Collection entries

== Segment start ==

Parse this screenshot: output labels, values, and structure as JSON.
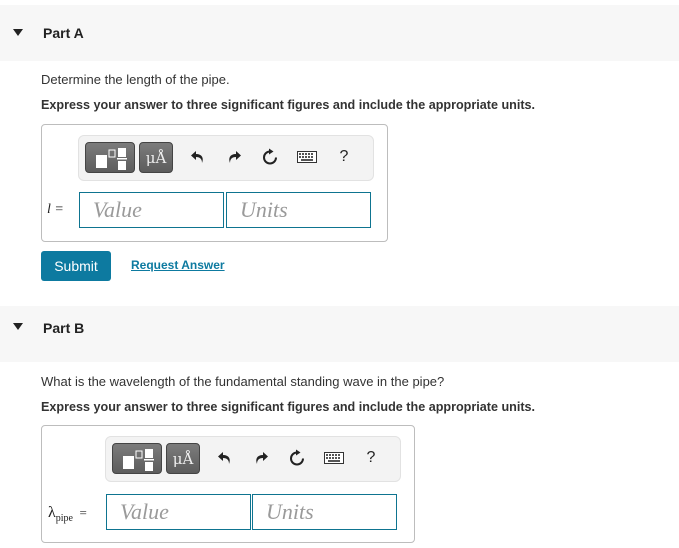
{
  "parts": [
    {
      "title": "Part A",
      "question": "Determine the length of the pipe.",
      "instruction": "Express your answer to three significant figures and include the appropriate units.",
      "variable_label": "l =",
      "value_placeholder": "Value",
      "units_placeholder": "Units",
      "submit_label": "Submit",
      "request_answer_label": "Request Answer"
    },
    {
      "title": "Part B",
      "question": "What is the wavelength of the fundamental standing wave in the pipe?",
      "instruction": "Express your answer to three significant figures and include the appropriate units.",
      "variable_symbol": "λ",
      "variable_subscript": "pipe",
      "variable_equals": "=",
      "value_placeholder": "Value",
      "units_placeholder": "Units"
    }
  ],
  "toolbar": {
    "templates_icon": "templates-icon",
    "units_symbol_label": "μÅ",
    "undo_icon": "undo-icon",
    "redo_icon": "redo-icon",
    "reset_icon": "reset-icon",
    "keyboard_icon": "keyboard-icon",
    "help_label": "?"
  },
  "colors": {
    "accent": "#0d7aa0",
    "field_border": "#0e7490",
    "header_bg": "#f7f7f7"
  }
}
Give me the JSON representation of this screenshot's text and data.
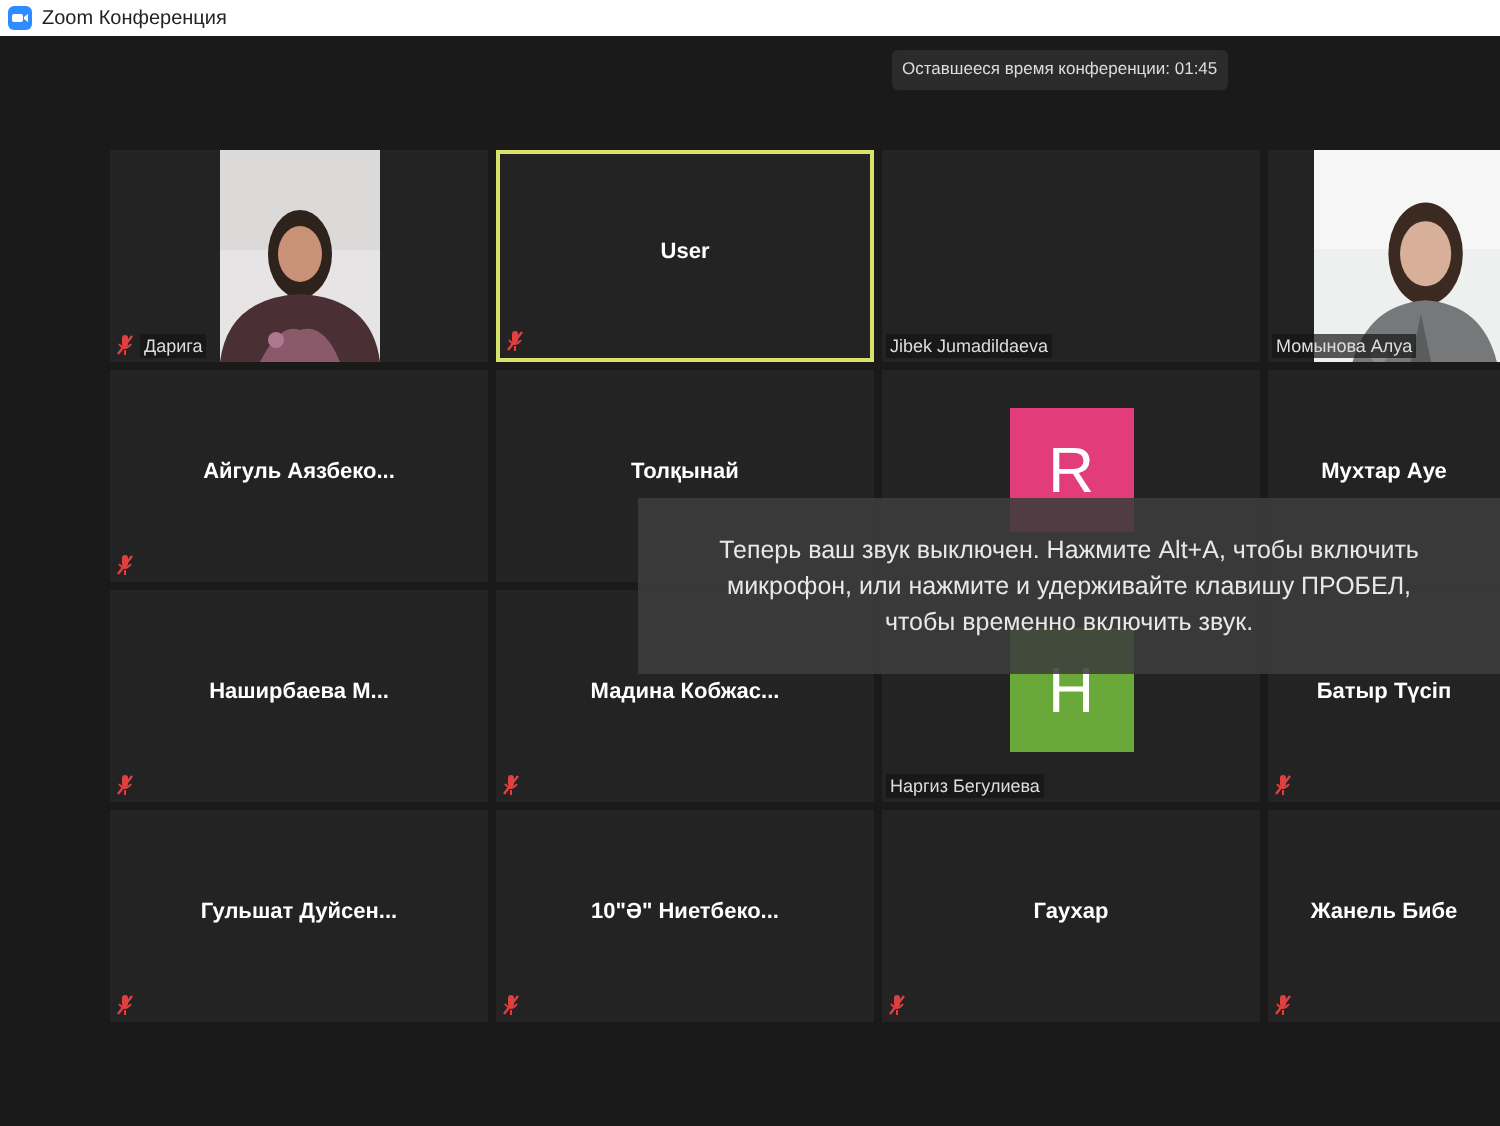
{
  "window": {
    "title": "Zoom Конференция"
  },
  "timer": "Оставшееся время конференции: 01:45",
  "tiles": [
    {
      "kind": "video",
      "name": "Дарига",
      "muted": true,
      "highlighted": false
    },
    {
      "kind": "name",
      "name": "User",
      "muted": true,
      "highlighted": true
    },
    {
      "kind": "label",
      "name": "Jibek Jumadildaeva",
      "muted": false,
      "highlighted": false
    },
    {
      "kind": "video",
      "name": "Момынова Алуа",
      "muted": false,
      "highlighted": false
    },
    {
      "kind": "name",
      "name": "Айгуль  Аязбеко...",
      "muted": true,
      "highlighted": false
    },
    {
      "kind": "name",
      "name": "Толқынай",
      "muted": false,
      "highlighted": false
    },
    {
      "kind": "avatar",
      "letter": "R",
      "color": "#e23c7a",
      "muted": false,
      "highlighted": false
    },
    {
      "kind": "name",
      "name": "Мухтар Ауе",
      "muted": false,
      "highlighted": false
    },
    {
      "kind": "name",
      "name": "Наширбаева  М...",
      "muted": true,
      "highlighted": false
    },
    {
      "kind": "name",
      "name": "Мадина  Кобжас...",
      "muted": true,
      "highlighted": false
    },
    {
      "kind": "avatar",
      "name": "Наргиз Бегулиева",
      "letter": "H",
      "color": "#6aa83a",
      "muted": false,
      "highlighted": false
    },
    {
      "kind": "name",
      "name": "Батыр Түсіп",
      "muted": true,
      "highlighted": false
    },
    {
      "kind": "name",
      "name": "Гульшат  Дуйсен...",
      "muted": true,
      "highlighted": false
    },
    {
      "kind": "name",
      "name": "10\"Ә\" Ниетбеко...",
      "muted": true,
      "highlighted": false
    },
    {
      "kind": "name",
      "name": "Гаухар",
      "muted": true,
      "highlighted": false
    },
    {
      "kind": "name",
      "name": "Жанель  Бибе",
      "muted": true,
      "highlighted": false
    }
  ],
  "toast": {
    "text": "Теперь ваш звук выключен. Нажмите Alt+A, чтобы включить микрофон, или нажмите и удерживайте клавишу ПРОБЕЛ, чтобы временно включить звук."
  }
}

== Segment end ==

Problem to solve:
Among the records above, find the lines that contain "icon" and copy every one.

Result below:
    "templates_icon": "templates-icon",
    "undo_icon": "undo-icon",
    "redo_icon": "redo-icon",
    "reset_icon": "reset-icon",
    "keyboard_icon": "keyboard-icon",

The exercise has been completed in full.